The CPS in Northamptonshire excels in a number of key areas. For example, its rape conviction rate is nearly 10% above the national average. I also highlight the case of Nicholas and Joan Taylor, who were convicted of 84 offences related to child abuse committed against 11 victims over a decade. That was the subject of one of the largest investigations conducted by Northamptonshire police, resulting in life sentences with minimum terms of 18 years.
Like any other area, CPS East Midlands is aware of the need to improve its victim communications and liaison, and its engagement with the community, to ensure that the quality of its casework improves.
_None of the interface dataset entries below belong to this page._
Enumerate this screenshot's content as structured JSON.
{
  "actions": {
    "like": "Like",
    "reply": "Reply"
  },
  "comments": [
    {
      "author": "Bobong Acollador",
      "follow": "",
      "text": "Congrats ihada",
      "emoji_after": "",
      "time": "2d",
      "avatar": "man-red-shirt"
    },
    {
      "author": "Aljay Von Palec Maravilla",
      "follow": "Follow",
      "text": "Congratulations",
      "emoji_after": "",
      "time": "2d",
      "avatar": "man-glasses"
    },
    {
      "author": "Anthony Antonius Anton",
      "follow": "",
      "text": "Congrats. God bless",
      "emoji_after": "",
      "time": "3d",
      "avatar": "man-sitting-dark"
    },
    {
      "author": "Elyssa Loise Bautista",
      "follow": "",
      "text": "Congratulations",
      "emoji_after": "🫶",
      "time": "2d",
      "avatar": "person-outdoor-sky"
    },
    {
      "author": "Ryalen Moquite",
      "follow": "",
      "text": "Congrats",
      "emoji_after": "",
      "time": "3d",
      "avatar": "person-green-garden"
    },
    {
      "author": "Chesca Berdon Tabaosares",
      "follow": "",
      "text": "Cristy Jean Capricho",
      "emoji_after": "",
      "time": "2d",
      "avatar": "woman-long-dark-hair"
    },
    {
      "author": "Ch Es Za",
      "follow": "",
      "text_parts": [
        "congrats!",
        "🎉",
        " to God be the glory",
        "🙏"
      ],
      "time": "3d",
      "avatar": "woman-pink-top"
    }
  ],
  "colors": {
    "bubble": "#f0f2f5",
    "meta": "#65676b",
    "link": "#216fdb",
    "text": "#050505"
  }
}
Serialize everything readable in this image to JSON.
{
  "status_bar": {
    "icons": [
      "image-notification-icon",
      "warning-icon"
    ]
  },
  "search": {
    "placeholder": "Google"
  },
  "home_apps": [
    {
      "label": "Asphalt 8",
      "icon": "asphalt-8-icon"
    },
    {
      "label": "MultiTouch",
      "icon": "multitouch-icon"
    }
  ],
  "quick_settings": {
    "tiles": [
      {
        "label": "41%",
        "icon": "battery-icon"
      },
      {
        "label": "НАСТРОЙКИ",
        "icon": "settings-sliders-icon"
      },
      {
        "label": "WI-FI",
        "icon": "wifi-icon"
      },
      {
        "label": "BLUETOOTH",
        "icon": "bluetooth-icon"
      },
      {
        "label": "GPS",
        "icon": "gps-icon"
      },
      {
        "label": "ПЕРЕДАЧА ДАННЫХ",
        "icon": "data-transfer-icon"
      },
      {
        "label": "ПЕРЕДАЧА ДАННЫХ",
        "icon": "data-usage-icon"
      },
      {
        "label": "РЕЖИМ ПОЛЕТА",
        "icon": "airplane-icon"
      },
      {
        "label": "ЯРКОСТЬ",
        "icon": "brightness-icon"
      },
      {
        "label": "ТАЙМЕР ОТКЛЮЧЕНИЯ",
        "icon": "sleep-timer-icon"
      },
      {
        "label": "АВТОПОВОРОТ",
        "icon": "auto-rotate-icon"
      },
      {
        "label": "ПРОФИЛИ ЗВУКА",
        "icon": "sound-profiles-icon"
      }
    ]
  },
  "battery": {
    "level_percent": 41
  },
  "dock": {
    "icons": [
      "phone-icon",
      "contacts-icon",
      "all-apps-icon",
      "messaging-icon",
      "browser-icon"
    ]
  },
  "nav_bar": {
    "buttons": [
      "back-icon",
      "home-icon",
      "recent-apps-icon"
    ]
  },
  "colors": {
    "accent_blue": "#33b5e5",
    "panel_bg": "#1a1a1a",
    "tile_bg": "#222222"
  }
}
I do, however, commend the service for its work on hate crime, with a conviction rate of over 90%.
Would the CPS in the county, in an alleged case of a police officer mistreating a criminal, be expected to ask whether and when the investigating police first interviewed the recorded officer in charge—the arresting officer—before agreeing to charge someone else?
I would expect the CPS to make sure, in any case, that there has been a thorough disclosure exercise involving a proper review of all documentation and a complete review of the history of the case, and that the evidence is followed wherever it leads.